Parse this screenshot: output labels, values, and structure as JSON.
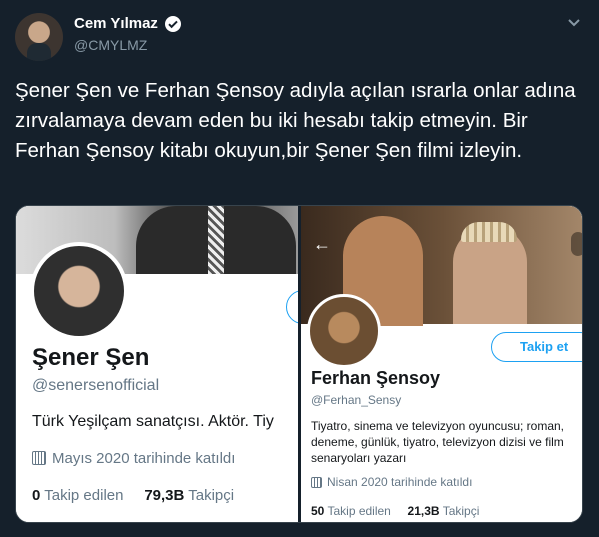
{
  "tweet": {
    "author_name": "Cem Yılmaz",
    "author_handle": "@CMYLMZ",
    "text": "Şener Şen ve Ferhan Şensoy adıyla açılan ısrarla onlar adına zırvalamaya devam eden bu iki hesabı takip etmeyin. Bir Ferhan Şensoy kitabı okuyun,bir Şener Şen filmi izleyin."
  },
  "card_left": {
    "name": "Şener Şen",
    "handle": "@senersenofficial",
    "bio": "Türk Yeşilçam sanatçısı. Aktör. Tiy",
    "joined": "Mayıs 2020 tarihinde katıldı",
    "following_count": "0",
    "following_label": "Takip edilen",
    "followers_count": "79,3B",
    "followers_label": "Takipçi"
  },
  "card_right": {
    "name": "Ferhan Şensoy",
    "handle": "@Ferhan_Sensy",
    "follow_button": "Takip et",
    "bio": "Tiyatro, sinema ve televizyon oyuncusu; roman, deneme, günlük, tiyatro, televizyon dizisi ve film senaryoları yazarı",
    "joined": "Nisan 2020 tarihinde katıldı",
    "following_count": "50",
    "following_label": "Takip edilen",
    "followers_count": "21,3B",
    "followers_label": "Takipçi"
  },
  "colors": {
    "background": "#15202b",
    "accent": "#1da1f2",
    "secondary_text": "#8899a6"
  },
  "icons": {
    "verified": "verified-badge-icon",
    "more": "chevron-down-icon",
    "back": "arrow-left-icon",
    "calendar": "calendar-icon"
  }
}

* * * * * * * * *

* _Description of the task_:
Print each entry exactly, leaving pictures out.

* _Response area_:
Parse this screenshot: output labels, values, and structure as JSON.
{
  "tweet": {
    "author_name": "Cem Yılmaz",
    "author_handle": "@CMYLMZ",
    "text": "Şener Şen ve Ferhan Şensoy adıyla açılan ısrarla onlar adına zırvalamaya devam eden bu iki hesabı takip etmeyin. Bir Ferhan Şensoy kitabı okuyun,bir Şener Şen filmi izleyin."
  },
  "card_left": {
    "name": "Şener Şen",
    "handle": "@senersenofficial",
    "bio": "Türk Yeşilçam sanatçısı. Aktör. Tiy",
    "joined": "Mayıs 2020 tarihinde katıldı",
    "following_count": "0",
    "following_label": "Takip edilen",
    "followers_count": "79,3B",
    "followers_label": "Takipçi"
  },
  "card_right": {
    "name": "Ferhan Şensoy",
    "handle": "@Ferhan_Sensy",
    "follow_button": "Takip et",
    "bio": "Tiyatro, sinema ve televizyon oyuncusu; roman, deneme, günlük, tiyatro, televizyon dizisi ve film senaryoları yazarı",
    "joined": "Nisan 2020 tarihinde katıldı",
    "following_count": "50",
    "following_label": "Takip edilen",
    "followers_count": "21,3B",
    "followers_label": "Takipçi"
  },
  "colors": {
    "background": "#15202b",
    "accent": "#1da1f2",
    "secondary_text": "#8899a6"
  },
  "icons": {
    "verified": "verified-badge-icon",
    "more": "chevron-down-icon",
    "back": "arrow-left-icon",
    "calendar": "calendar-icon"
  }
}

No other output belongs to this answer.